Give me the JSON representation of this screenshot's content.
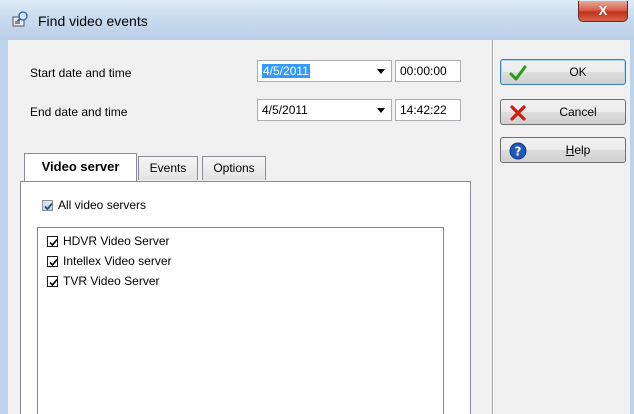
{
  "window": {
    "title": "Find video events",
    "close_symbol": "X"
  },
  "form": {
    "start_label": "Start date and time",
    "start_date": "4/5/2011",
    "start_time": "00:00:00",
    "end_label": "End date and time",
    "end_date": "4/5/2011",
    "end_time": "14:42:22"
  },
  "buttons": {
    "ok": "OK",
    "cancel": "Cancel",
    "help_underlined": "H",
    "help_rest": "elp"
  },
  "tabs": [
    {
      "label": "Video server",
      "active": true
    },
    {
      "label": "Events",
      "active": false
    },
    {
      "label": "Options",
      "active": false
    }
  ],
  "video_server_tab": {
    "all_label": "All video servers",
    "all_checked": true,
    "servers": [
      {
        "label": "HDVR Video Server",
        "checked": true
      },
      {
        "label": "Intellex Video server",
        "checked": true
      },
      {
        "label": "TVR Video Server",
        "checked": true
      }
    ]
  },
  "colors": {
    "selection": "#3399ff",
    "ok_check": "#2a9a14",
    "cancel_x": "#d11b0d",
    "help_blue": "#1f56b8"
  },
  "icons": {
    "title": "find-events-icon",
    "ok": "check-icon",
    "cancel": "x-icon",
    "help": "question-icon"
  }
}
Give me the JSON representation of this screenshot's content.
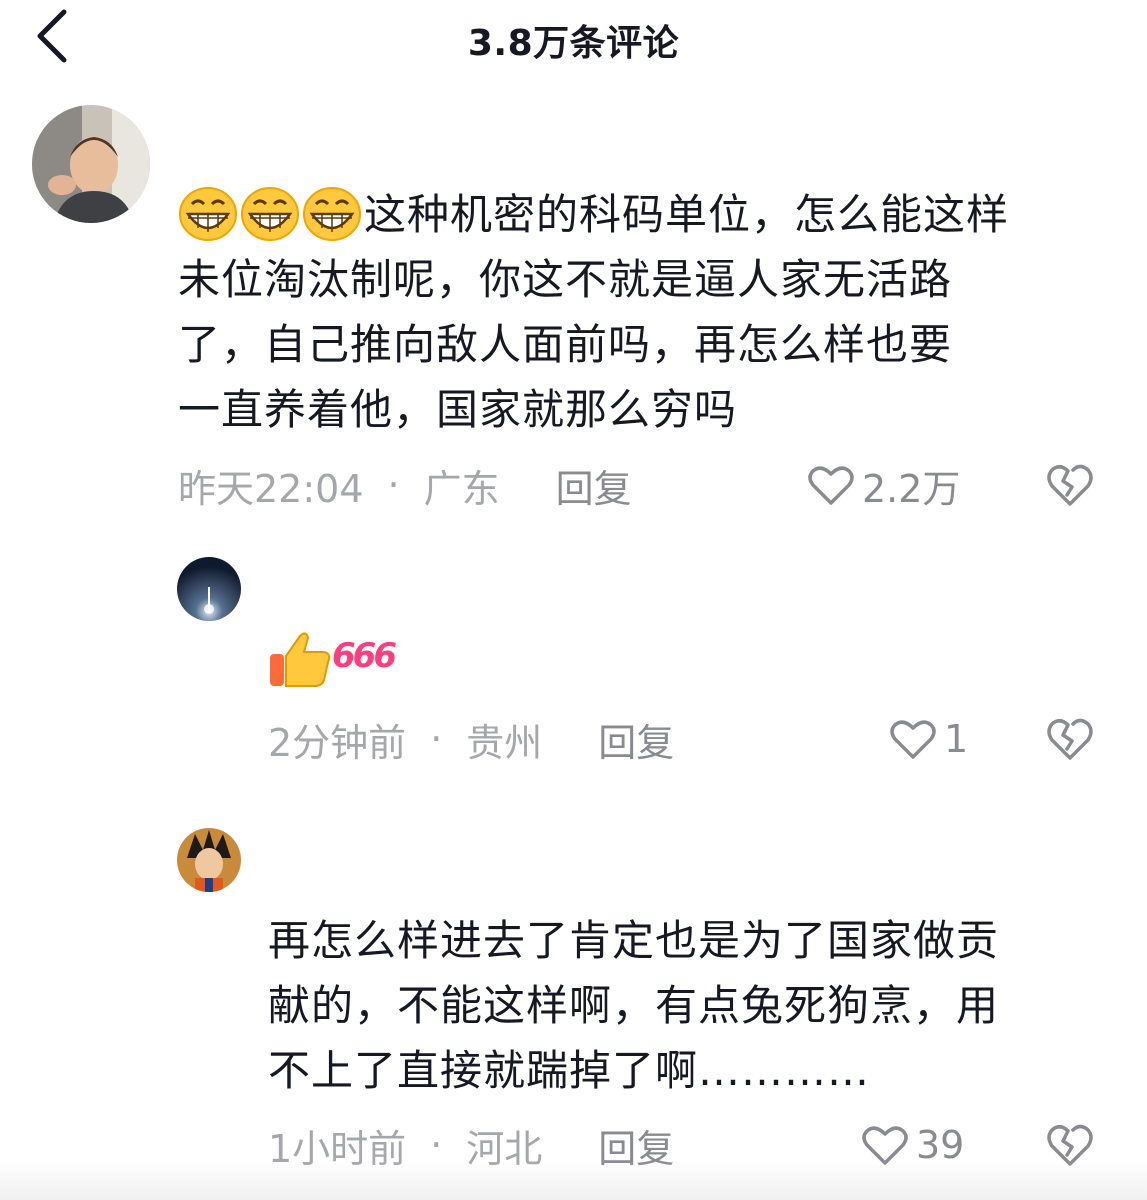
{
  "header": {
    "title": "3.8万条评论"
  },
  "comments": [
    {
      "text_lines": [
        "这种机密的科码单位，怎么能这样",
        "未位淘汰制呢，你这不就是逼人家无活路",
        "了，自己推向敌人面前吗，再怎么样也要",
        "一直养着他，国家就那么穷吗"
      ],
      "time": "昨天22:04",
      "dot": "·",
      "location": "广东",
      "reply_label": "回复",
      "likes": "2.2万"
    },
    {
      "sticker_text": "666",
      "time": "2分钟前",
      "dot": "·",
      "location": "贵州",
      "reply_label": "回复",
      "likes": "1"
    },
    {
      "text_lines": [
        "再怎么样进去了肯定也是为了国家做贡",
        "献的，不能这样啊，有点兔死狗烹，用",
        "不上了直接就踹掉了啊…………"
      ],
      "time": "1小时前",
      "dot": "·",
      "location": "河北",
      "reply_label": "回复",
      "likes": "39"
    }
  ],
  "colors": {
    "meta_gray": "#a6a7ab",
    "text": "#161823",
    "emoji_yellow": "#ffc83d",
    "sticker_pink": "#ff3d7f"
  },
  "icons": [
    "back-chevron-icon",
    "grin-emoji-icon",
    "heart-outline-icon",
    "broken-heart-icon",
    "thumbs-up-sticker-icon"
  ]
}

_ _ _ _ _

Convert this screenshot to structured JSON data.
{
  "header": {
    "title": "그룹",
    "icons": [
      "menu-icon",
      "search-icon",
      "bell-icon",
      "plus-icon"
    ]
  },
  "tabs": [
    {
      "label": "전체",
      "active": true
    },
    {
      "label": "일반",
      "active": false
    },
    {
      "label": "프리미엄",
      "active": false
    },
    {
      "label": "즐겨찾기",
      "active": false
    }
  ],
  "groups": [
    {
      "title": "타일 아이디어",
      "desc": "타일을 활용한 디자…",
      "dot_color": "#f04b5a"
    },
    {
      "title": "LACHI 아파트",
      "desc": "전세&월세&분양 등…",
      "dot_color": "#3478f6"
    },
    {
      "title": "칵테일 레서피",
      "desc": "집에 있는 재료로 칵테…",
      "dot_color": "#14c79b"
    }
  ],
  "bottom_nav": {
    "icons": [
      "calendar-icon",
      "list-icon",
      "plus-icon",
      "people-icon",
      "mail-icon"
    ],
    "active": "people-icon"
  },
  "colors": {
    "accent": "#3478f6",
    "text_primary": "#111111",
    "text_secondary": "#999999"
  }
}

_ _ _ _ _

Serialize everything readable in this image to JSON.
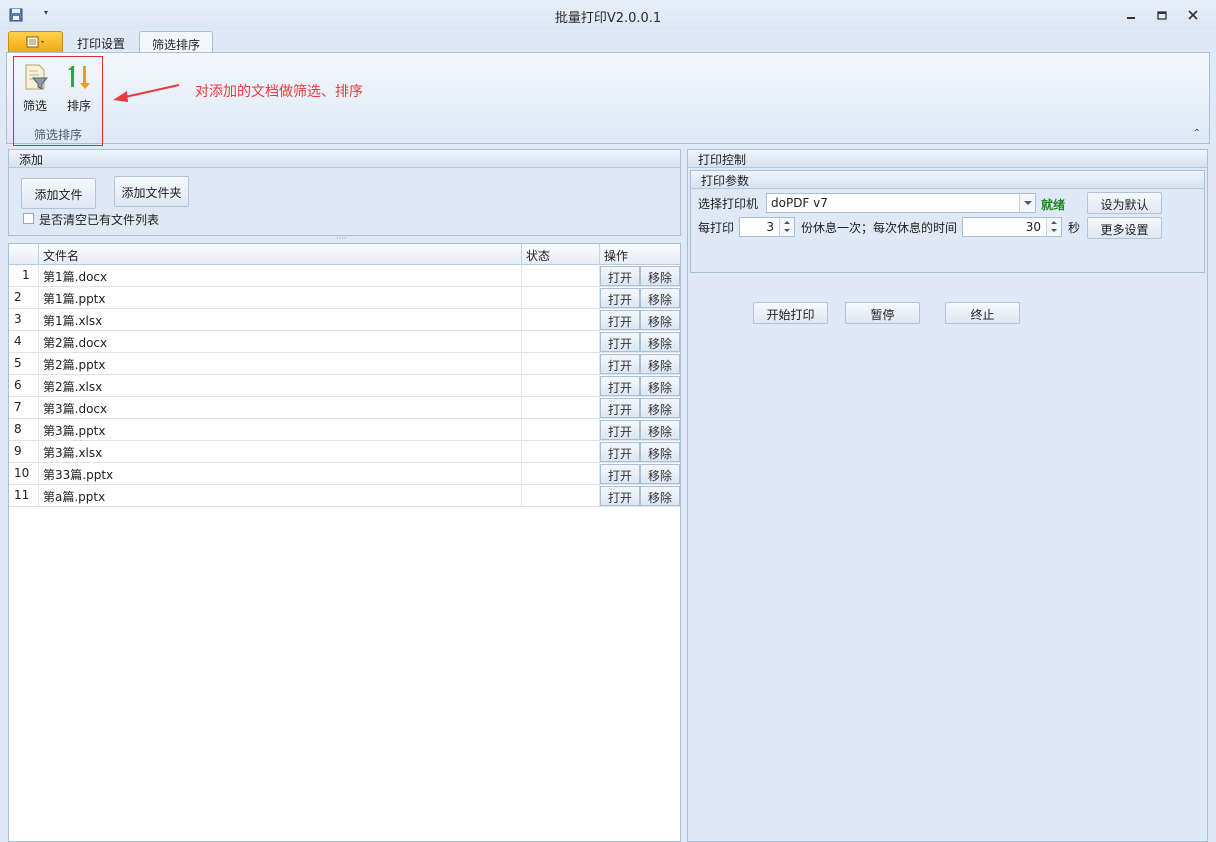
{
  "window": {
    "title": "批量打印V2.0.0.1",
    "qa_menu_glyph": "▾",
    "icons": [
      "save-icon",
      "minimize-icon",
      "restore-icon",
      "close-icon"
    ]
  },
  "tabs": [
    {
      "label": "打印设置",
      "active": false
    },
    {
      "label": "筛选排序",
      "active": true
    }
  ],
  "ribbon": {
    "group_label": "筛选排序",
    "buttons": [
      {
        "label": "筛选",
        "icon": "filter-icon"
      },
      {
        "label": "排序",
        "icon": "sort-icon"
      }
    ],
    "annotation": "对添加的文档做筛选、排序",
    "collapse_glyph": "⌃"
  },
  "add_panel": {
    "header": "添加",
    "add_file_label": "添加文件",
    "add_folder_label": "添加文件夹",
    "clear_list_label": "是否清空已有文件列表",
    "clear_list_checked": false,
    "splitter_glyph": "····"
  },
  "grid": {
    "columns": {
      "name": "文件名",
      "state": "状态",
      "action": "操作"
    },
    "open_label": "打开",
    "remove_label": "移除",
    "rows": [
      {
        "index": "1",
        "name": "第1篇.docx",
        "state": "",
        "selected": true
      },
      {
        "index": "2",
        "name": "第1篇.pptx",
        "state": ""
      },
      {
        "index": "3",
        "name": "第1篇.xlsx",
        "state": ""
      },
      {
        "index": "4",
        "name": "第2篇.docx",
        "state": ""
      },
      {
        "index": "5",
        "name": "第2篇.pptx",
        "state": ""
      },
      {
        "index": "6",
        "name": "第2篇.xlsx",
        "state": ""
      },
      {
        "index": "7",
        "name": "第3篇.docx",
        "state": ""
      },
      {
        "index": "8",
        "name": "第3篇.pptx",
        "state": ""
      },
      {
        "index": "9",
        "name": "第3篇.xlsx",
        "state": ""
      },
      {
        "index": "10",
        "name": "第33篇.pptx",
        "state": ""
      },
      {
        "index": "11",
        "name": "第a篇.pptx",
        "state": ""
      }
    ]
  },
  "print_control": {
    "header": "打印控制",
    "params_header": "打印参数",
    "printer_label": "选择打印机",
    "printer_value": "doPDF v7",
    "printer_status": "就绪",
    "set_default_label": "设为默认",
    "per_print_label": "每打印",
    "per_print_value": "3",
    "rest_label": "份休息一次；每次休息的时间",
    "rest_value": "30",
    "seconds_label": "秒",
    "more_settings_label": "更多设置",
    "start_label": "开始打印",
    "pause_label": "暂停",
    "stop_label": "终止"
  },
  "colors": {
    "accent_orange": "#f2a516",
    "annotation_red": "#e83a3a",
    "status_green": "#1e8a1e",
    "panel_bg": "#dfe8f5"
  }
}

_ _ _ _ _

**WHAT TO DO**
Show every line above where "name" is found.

**TASK SOLUTION**
      "name": "文件名",
        "name": "第1篇.docx",
        "name": "第1篇.pptx",
        "name": "第1篇.xlsx",
        "name": "第2篇.docx",
        "name": "第2篇.pptx",
        "name": "第2篇.xlsx",
        "name": "第3篇.docx",
        "name": "第3篇.pptx",
        "name": "第3篇.xlsx",
        "name": "第33篇.pptx",
        "name": "第a篇.pptx",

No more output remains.